I actually really enjoyed Arzak. It's just so creative and so challenging. And it was all so delicious. There were a lot of flavour combinations that I have not seen before. At the same time, I found it all really quite tasty.
Go to the kitchen and wine cellar. You will see all the different ingredients from their travels labelled in the hundreds of boxes. It's all those little touches. It's there as reference points and guides, sort of hands-on creativity. I think there's something special about that. The dish that really sticks out is the white chocolate and sweet corn, which is really, really, delicious.
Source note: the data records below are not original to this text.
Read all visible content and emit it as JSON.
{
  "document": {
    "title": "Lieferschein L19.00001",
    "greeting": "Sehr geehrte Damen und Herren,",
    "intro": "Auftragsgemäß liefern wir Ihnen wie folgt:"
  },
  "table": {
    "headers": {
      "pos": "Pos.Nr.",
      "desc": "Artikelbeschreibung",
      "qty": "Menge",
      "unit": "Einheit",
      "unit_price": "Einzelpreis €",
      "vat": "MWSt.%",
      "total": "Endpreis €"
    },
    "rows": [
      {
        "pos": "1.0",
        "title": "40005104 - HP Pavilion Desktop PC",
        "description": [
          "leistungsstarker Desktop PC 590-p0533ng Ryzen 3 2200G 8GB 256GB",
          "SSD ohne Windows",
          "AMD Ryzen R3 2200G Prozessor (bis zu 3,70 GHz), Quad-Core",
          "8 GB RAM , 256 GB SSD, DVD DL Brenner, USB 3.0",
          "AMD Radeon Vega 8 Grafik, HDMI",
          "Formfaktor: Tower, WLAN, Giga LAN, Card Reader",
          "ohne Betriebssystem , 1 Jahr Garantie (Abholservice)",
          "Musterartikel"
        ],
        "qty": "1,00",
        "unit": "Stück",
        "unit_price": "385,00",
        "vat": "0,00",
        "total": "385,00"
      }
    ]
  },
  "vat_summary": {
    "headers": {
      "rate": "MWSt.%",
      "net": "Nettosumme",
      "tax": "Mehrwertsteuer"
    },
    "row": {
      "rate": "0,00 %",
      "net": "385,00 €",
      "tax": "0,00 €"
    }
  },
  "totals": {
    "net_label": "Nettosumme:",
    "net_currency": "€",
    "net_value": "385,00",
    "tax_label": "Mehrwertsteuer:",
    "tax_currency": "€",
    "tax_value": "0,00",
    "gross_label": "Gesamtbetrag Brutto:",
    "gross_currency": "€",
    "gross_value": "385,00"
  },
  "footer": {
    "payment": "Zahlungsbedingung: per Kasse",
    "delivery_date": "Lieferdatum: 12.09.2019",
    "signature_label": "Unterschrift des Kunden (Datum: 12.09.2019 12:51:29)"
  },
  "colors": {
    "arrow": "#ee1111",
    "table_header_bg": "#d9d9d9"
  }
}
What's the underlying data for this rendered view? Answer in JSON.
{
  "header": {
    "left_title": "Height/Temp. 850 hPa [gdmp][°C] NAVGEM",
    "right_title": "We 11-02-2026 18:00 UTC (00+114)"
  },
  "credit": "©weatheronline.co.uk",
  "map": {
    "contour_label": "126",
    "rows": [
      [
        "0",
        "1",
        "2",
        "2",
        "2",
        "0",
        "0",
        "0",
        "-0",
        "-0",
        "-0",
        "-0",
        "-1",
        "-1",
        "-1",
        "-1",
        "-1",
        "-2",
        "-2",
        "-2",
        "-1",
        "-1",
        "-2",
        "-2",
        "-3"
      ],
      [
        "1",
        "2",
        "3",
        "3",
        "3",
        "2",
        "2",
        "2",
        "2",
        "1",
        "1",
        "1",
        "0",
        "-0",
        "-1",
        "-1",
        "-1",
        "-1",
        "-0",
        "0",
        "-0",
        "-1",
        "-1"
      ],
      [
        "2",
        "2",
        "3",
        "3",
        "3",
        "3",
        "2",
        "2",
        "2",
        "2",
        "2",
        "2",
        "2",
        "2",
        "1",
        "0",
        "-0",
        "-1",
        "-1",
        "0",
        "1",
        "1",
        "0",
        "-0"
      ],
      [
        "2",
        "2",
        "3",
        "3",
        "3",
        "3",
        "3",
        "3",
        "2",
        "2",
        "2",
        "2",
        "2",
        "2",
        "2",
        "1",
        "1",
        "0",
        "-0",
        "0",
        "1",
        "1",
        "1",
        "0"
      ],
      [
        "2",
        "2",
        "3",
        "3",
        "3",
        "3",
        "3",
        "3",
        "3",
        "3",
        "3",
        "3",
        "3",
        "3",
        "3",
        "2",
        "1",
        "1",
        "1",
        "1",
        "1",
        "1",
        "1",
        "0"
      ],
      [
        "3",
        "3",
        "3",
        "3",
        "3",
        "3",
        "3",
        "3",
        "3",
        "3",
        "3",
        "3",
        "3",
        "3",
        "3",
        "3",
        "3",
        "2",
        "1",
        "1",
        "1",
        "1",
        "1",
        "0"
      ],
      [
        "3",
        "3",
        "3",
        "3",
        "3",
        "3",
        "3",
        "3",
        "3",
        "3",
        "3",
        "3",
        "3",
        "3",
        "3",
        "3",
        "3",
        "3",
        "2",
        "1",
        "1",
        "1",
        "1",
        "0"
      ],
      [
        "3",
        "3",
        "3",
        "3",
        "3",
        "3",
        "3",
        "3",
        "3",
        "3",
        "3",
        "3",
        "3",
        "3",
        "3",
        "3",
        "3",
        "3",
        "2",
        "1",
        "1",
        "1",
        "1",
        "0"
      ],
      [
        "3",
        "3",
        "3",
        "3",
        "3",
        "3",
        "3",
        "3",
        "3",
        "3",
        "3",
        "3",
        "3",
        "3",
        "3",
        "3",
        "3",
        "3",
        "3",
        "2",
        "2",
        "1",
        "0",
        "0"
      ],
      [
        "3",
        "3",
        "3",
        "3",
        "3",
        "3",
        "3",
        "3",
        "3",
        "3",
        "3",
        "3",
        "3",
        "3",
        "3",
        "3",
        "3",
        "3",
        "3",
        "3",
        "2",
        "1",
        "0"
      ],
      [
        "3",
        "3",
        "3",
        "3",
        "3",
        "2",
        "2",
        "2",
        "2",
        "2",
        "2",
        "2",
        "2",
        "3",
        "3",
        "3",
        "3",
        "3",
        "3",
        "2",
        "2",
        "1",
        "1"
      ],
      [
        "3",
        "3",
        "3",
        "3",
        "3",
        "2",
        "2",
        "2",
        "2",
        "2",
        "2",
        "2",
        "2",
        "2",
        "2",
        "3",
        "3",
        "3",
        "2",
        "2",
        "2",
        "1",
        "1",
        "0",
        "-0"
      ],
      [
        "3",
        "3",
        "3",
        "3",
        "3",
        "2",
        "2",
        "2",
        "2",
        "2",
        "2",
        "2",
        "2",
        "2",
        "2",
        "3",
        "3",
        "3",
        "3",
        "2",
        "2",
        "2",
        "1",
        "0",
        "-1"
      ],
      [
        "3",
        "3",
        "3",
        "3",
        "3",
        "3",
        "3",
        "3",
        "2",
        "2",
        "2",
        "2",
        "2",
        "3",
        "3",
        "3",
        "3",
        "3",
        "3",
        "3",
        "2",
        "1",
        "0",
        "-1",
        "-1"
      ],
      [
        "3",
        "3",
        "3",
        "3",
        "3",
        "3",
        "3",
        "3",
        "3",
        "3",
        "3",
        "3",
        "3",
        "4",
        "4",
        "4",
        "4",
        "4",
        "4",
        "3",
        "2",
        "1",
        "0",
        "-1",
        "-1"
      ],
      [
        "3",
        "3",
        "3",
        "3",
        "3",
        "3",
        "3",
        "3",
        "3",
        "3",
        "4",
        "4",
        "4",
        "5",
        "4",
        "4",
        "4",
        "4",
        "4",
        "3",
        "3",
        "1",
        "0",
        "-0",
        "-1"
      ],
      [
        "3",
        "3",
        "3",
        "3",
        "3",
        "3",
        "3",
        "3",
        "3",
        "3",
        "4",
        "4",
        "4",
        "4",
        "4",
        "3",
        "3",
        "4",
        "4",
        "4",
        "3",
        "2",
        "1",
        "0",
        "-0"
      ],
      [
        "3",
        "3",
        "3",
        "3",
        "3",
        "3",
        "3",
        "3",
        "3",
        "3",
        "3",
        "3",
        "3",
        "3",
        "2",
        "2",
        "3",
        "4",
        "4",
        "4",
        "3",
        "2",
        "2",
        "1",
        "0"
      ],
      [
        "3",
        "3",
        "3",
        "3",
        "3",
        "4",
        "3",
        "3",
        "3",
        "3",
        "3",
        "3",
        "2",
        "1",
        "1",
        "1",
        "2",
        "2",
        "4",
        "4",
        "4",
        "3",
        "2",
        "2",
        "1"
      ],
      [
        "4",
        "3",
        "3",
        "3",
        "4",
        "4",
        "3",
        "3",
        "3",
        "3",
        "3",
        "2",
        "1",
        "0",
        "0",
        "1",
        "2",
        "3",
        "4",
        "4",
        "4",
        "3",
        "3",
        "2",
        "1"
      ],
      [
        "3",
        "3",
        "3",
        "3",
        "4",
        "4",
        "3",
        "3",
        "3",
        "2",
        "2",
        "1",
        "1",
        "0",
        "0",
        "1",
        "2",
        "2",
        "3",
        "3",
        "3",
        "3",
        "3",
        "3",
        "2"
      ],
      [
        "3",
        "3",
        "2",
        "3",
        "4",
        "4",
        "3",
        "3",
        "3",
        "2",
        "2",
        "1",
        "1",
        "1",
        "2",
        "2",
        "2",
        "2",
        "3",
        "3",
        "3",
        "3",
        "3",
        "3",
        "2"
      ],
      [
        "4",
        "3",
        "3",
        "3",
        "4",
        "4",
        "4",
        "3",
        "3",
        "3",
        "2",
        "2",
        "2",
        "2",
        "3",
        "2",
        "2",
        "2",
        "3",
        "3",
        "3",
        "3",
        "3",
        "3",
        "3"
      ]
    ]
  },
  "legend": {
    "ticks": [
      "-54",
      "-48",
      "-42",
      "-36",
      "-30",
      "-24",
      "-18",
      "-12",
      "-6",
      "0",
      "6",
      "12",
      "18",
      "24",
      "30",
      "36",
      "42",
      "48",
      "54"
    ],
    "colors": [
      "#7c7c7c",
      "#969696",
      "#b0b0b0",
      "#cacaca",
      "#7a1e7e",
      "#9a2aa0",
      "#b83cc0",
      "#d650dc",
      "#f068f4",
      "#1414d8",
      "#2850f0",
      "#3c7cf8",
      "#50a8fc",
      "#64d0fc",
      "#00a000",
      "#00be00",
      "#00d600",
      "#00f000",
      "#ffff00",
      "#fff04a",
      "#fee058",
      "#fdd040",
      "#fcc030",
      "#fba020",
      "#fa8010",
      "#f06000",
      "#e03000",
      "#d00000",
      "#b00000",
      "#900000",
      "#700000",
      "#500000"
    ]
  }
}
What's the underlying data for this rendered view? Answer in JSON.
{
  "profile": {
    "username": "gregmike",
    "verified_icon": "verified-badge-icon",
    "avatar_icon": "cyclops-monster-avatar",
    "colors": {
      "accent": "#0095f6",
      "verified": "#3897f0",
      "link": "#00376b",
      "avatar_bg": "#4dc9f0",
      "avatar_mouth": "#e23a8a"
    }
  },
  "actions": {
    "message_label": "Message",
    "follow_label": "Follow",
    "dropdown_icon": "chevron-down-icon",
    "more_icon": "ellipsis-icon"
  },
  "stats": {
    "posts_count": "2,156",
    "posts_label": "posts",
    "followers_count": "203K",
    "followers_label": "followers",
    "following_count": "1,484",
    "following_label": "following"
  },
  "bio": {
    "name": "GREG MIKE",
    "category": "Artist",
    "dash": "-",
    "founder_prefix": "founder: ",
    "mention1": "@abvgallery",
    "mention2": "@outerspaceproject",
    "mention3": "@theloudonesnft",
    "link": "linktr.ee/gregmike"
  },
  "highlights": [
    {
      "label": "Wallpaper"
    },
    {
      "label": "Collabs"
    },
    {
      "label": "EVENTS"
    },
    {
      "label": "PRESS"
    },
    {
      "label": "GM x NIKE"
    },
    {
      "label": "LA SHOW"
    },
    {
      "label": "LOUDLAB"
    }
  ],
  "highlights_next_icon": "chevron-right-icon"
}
Best time to visit?
For really, really good food you go in the dead of winter, around Christmastime, because you can get all the anguila (baby eel). They do all the charcuterie and all the game. But during spring, you get all the beautiful vegetables. It's really an amazing part of the world where seasons bring something beautiful you can look forward to. In the summer, you enjoy the outdoors. Take a stroll on La Concha beach. It's absolutely stunning. It's packed with people playing, swimming, and people on the footpath drinking. You can have wine in the terraces and eat some brilliant food. There's something for everyone at any time of the year.
What makes it an amazing food destination?
The thing about San Sebastian is that all those chefs and cooks from that region love the idea of hospitality, cooking, and eating. It's not about who's number one or who's number four or we're busier than you are or we cook better than you do. We cook differently and we love what you do. We hope you do really well. Show me how this is done. You know they are very supportive and engaged, and they enjoy hospitality and restaurants for what they are rather than being competition and who can be higher up in the list.
Asador Etxebarri, Plaza de San Juan, 1 48291 Atxondo, Bizkaia +34 946 583 042
Restaurante Elkano, Herrerieta Kalea, 2, 20808 Getaria +34 943 140 024
La Cepa, 31 de Agosto Kalea, 7, 9, 20003 San Sebastian-Donostia +34 943 426 394
Bar Nestor, Arrandegi Kalea, 11, 20003, San Sebastian-Donostia +34 943 424 873
Geralds Bar, Iparragirre Kalea 13, 20001, San Sebastian-Donostia +34 943 083 001
Museo del Whisky, Alameda del Blvd, 5, 20003, San Sebastian-Donostia +34 943 426 478
Restaurant Arzak, Avda Alcalde Elosegui, 273, 20015 San Sebastian-Donostia +34 943 278 465